Once the cold soak is completed, we warm the tanks to allow yeast fermentation. During this process, yeasts convert the sugar in the juice to alcohol and carbon dioxide. At Hall, we use both natural yeasts (i.e. those that are present on the grapes from the vineyard), and pure cultured yeasts to carry out the fermentations. We believe the combination of both types of yeast fermentations provide an additional level of complexity and individuality. When Steve determines that the wine is ready, we move on to draining and pressing. The whole process, from the arrival of the grapes at the winery to the draining and pressing of the must, generally takes approximately 21 days.
The majority of the liquid in the tank at this stage is now wine, and it can easily be drained from the tank and becomes what we call ‘Free Run’. Once the Free Run is removed from the tank, we remove the skins from the tank, and press out the remaining wine from the skins. This residual wine, which amounts to approximately 10 -15% of the volume, is kept separate to determine the quality of this fraction.
Once fermentation is complete, we move the wines to small 60 gallon French Oak barrels. At this point, we may inoculate the wine with malolactic bacteria to encourage fermentation; or we may allow the malolactic fermentation to occur naturally in the wine. Malolactic fermentation is a natural process that converts malic acid (which naturally occurs in grapes) to lactic acid. This conversion reduces the acidity of the wine and makes it more stable for long term storage and aging. Typically, the malolactic fermentation is complete 4 – 8 weeks following the initial yeast fermentation.

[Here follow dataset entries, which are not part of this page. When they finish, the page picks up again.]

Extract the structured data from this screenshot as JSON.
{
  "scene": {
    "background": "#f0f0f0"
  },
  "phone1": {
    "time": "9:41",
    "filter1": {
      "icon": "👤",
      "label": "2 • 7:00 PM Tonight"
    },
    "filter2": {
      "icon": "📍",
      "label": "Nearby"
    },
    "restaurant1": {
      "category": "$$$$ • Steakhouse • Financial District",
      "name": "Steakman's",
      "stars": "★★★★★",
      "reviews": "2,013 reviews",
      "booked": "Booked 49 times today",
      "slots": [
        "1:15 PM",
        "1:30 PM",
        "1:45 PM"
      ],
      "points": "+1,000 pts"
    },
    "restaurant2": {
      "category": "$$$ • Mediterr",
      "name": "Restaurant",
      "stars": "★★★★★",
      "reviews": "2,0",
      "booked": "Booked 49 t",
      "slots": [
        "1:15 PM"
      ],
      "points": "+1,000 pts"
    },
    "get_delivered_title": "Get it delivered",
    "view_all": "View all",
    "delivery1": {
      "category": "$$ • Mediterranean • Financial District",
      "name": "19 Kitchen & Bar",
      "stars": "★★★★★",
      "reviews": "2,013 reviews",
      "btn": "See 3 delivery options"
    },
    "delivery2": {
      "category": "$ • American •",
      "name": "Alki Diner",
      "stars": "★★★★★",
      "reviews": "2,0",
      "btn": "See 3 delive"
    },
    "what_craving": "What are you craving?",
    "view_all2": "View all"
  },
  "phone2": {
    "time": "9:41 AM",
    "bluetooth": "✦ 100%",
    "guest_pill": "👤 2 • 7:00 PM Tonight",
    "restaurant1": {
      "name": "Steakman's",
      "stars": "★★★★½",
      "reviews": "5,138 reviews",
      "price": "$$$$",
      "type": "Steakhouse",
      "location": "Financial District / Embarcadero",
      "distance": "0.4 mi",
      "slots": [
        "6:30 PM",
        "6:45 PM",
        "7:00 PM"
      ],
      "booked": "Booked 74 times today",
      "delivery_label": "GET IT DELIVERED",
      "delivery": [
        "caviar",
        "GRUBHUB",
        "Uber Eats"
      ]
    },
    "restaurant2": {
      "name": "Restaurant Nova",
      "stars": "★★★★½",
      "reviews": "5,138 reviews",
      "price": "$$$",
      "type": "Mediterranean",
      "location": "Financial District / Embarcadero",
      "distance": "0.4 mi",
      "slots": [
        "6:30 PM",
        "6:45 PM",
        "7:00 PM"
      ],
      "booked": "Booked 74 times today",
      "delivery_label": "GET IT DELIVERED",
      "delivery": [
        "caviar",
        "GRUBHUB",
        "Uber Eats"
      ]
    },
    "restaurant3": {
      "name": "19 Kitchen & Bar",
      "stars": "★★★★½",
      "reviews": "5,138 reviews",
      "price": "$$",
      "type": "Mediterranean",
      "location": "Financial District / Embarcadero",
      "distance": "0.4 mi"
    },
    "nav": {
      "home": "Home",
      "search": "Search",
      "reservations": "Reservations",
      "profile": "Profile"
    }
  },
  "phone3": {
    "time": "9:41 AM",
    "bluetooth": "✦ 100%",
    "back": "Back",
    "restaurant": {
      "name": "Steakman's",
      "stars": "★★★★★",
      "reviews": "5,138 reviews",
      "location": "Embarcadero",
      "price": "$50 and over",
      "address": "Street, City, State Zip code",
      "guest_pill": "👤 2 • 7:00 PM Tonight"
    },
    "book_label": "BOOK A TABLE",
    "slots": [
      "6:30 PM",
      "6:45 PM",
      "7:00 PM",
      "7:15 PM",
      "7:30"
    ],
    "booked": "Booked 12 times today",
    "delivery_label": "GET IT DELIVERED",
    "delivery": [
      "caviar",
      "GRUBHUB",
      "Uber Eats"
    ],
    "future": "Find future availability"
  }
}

All of our wines are aged in French Oak, with most wines typically being aged in at least 50% new French Oak barrels. We use a variety of barrel coopers and source barrels from many different oak forests in France. Each cooper has its own special technique for the production and seasoning of the barrels, and therefore each producer’s barrels have their own distinctive flavor profiles.
During the barrel aging, we will periodically rack the wines to clarify them and help them evolve. While the wine ages, solids (yeast, solids, tannins, tartrates) will fall to the bottom of the barrel. Racking involves the decanting of the clear wine off the top of the barrel, leaving the sediment and solids behind. This process happens approximately every three months, and may also include a minor amount of aeration to help evolve the fruit and soften the tannins. Our red wines stay in barrel for approximately 16 – 22 months to allow the wines to develop and graciously integrate the flavors of the oak into the wines.
The last step in the winemaking process is the bottling and labeling of the wine, which may occur as long as two years after the grapes have been harvested. Once the wine is bottled, we typically allow the wines to age for an additional 6 – 12 months in the bottle before the wines are released for consumption. This additional aging allows the wines to further develop, soften, and evolve to the delicious and complex style that is a trademark of Hall wines. Many of our wines will continue to develop and improve with additional years of cellar aging, and we hope that you will continue to enjoy them for years to come.